It is also beneficial that the Fort HealthCare School Nurse Program is very well connected with several existing pediatric health and wellness programs and a full network of care providers in the area. School nurses have access to many hospital and community resources, including pharmacy, education and outreach, community wellness programs, and often a direct line of communication with physicians and medical staff. Jensen adds, “Because of our connection to Fort HealthCare, school nurses can often assist with getting students in to see providers sooner, if necessary, and can help with communication between patients and providers.” School nurses maintain great working relationships with many providers in the area, delivering a direct line of service to students and school employees within Fort HealthCare’s network of care and resources in the community.
In addition to the primary care clinics throughout the region, school nurses can facilitate care with athletic trainers, physical therapists, nutritionists, sports medicine professionals, audiologists and ear, nose, and throat specialists, emergency services, and more. School nurses can even coordinate Business Health opportunities for school employees.
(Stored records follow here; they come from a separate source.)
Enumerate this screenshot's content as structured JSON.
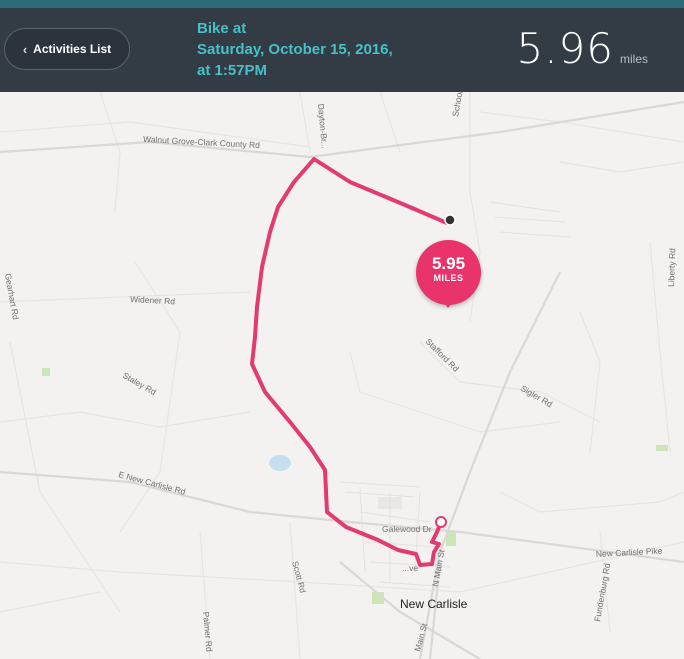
{
  "header": {
    "back_label": "Activities List",
    "title_line1": "Bike at",
    "title_line2": "Saturday, October 15, 2016,",
    "title_line3": "at 1:57PM",
    "distance_value": "5.96",
    "distance_unit": "miles"
  },
  "map": {
    "badge_value": "5.95",
    "badge_unit": "MILES",
    "route_color": "#e23b6e",
    "labels": {
      "walnut_grove": "Walnut Grove-Clark County Rd",
      "dayton": "Dayton-Br...",
      "school": "School Rd",
      "gearhart": "Gearhart Rd",
      "widener": "Widener Rd",
      "liberty": "Liberty Rd",
      "stafford": "Stafford Rd",
      "staley": "Staley Rd",
      "sigler": "Sigler Rd",
      "e_new_carlisle": "E New Carlisle Rd",
      "galewood": "Galewood Dr",
      "new_carlisle_pike": "New Carlisle Pike",
      "n_main": "N Main St",
      "scott": "Scott Rd",
      "ave": "...ve",
      "fundenburg": "Fundenburg Rd",
      "palmer": "Palmer Rd",
      "main": "Main St",
      "town": "New Carlisle"
    }
  }
}
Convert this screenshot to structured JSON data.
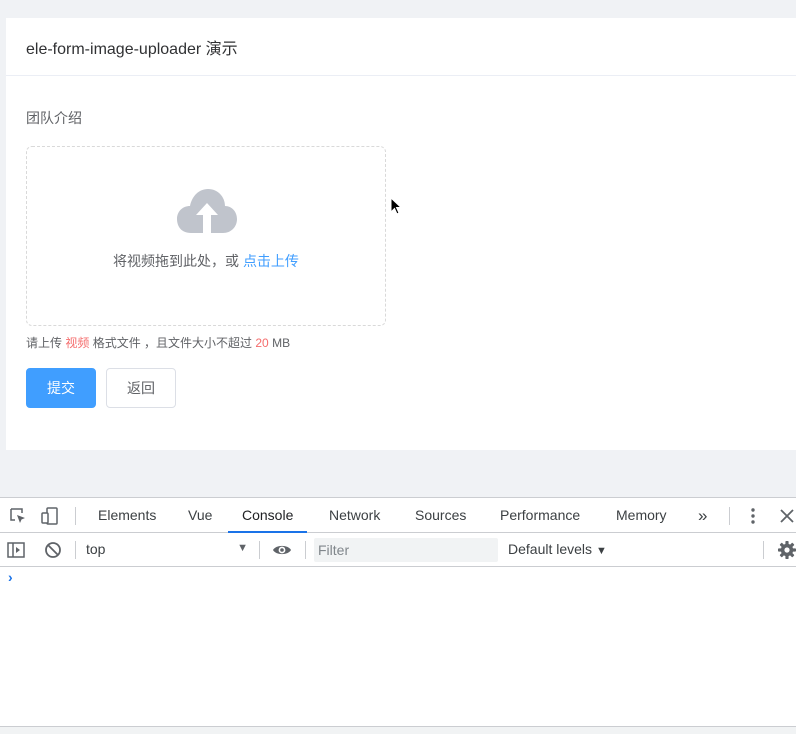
{
  "card": {
    "title": "ele-form-image-uploader 演示",
    "field_label": "团队介绍",
    "dropzone": {
      "icon": "upload-cloud-icon",
      "text": "将视频拖到此处，或 ",
      "link": "点击上传"
    },
    "tip": {
      "prefix": "请上传 ",
      "type": "视频",
      "middle": " 格式文件 ，且文件大小不超过 ",
      "size": "20",
      "suffix": " MB"
    },
    "submit_label": "提交",
    "back_label": "返回"
  },
  "devtools": {
    "tabs": [
      "Elements",
      "Vue",
      "Console",
      "Network",
      "Sources",
      "Performance",
      "Memory"
    ],
    "active_tab": "Console",
    "more_label": "»",
    "context": "top",
    "filter_placeholder": "Filter",
    "levels_label": "Default levels",
    "prompt": "›"
  },
  "colors": {
    "primary": "#409eff",
    "danger": "#f56c6c",
    "devtools_accent": "#1a73e8"
  }
}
Eric Runez, District Administrator for the Whitewater Unified School District, states, “I cannot say enough wonderful things about the school nurse program.” Runez included his Director of Pupil Services, Lenora Heim, Ph.D., in his positive reflection of the program. Heim states, “Our school nurse is fantastic! I feel tremendously lucky to work with her.” Heim recalled two particularly memorable examples of how the school nurse program helps students in their schools immensely. “One of the many examples I can think of is her support of a family with a medically fragile early childhood student. The school nurse went above and beyond to help the family navigate Medicaid and navigate the process of getting a private duty nurse to support their child. I overheard the child’s mother tell staff at the school that the school nurse was really fantastic and really helped to reduce their family’s level of anxiety as they began to navigate the process of how their child will be supported in school.”
Heim provided two more examples of exemplary service. “When we were working with a family that had a child that needed to have continuous oxygen, she worked with state agencies to help the child be able to be transported on the bus, and prepared the district to have all the proper procedures in place to store and administer oxygen to the student.” Heim continues, “Another example is how our school nurse developed procedures and policies for managing life threatening allergies. She even developed an online training module for the administration of Epinephrine. The Department of Public Instruction was so impressed with the training module that they adopted it for use statewide and have posted it on their website.”
Certainly not all children require strict medical supervision while in school, but the number of students with special healthcare needs has increased significantly nationwide:
While the Fort HealthCare School Nurse Program celebrates 20 years of service in December 2015, it is also timely to note that on December 10, 2015, President Obama signed into law the “Every Student Succeeds Act,” or ESSA. The ESSA replaces the “No Child Left Behind Act.” Within ESSA, there is a crucial provision that highlights the important work that school nurses do in chronic disease management. In other words, healthy schools lead to healthy children, which leads to a healthy future.
To learn more about the Fort HealthCare School Nurse Program, visit www.forthealthcare.com/school-nurse-program.